Recording a rap album is tough, expensive work. Sure, you can bust out a crappy demo on computer if you can’t afford studio sessions, but when Brooklyn rapper Prince Harvey’s laptop got stolen, he found the next best thing to busting out beats at the library: The Apple Store in SoHo.
Things get weird when Samsung stops copying Apple and tries to do its own thing, and as if to remind us of that salient fact, the company tapped famed Korean rapper Mad Clown, to blast out rap on its new corporate sustainability animated rap video.
The Samsung rap video highlights the company’s positive stats on diversity on work-life, but fails to mention some of the grimmer facts that were discovered in its sustainability report that was published earlier this year.
Samsung posted its bizarre rap video this morning, boasting sick statistic-laced rhymes like “Samsung, we 280,000 humans, 40 percent 112,000 women. You don’t have to worry after giving birth.” If that sick line doesn’t make you want to sign up to build the next Galaxy S6, just listen to the rest of the catchy raps in the video above.
Holograms are supposedly going to be the future of artistic performance. First there was the Tupac hologram at Coachella, and now Eazy-E and Ol’ Dirty Bastard are making a hologram comeback too.
Tim Cook had to endure a barrage of silly questions at yesterday’s Senate hearing, but the most most absurd and tasteless came from none other than TMZ who was dying to know if Steve Jobs will make an appearance as a hologram at the next Apple event.
Rather than slapping the reporter for being ridiculous, Tim Cook used his southern charm to deflect the question. Heres a video of the awkward encounter:
Nothing helps me turn my swag on more than when I’m listening to rap music during my morning jogs. Swimming in a tidal wave of beats fused with magically crass lyrics, I get this uncontrollable tick that slowly mutates into spasms of weird arm movements as I trot along. I think it’s called “crunking”, but I’m not sure. All I know is I need my terribly cheesy rap music to survive my jogs, but today I loaded up songs on my iPhone using iTunes Match and there was a subtle but devastating difference in the tracks I listened to: all the curse words were gone!
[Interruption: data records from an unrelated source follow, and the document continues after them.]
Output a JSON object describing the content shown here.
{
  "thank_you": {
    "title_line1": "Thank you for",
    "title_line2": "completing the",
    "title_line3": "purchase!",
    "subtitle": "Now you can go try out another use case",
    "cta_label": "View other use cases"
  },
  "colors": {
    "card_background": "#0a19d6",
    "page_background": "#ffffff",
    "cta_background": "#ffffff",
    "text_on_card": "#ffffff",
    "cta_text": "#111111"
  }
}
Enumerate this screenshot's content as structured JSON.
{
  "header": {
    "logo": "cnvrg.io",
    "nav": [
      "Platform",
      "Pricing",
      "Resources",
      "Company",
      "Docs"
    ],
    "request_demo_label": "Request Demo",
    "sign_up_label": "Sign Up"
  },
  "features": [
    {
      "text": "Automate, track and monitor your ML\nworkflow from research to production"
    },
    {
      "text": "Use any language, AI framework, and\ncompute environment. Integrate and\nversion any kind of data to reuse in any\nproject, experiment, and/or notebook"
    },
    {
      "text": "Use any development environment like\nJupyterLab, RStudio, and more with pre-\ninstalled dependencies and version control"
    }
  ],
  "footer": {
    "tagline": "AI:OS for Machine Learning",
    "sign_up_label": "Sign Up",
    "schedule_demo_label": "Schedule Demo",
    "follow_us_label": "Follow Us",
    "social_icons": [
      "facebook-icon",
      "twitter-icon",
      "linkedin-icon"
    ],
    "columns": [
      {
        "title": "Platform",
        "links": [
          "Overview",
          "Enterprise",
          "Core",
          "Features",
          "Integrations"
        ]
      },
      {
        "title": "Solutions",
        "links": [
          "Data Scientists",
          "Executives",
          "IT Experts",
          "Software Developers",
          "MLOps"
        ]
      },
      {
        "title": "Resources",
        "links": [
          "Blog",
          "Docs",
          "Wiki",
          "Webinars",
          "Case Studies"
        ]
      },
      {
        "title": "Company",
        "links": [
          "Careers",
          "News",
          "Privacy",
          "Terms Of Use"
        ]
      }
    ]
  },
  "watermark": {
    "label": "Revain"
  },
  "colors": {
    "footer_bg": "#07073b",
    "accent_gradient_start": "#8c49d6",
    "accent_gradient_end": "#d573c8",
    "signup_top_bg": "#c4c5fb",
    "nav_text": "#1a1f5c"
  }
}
iTunes Match had successfully filtered out all the profane and derogatory words by changing the tracks to clean versions of the albums, which pretty much ruined my jog because I was really really wanting to sing along and drop 50 “F-bombs” a minute. Maybe this is just a rare glitch in iTunes Match’s system, but it’s a travesty tantamount to treason in my eyes and I want it fixed.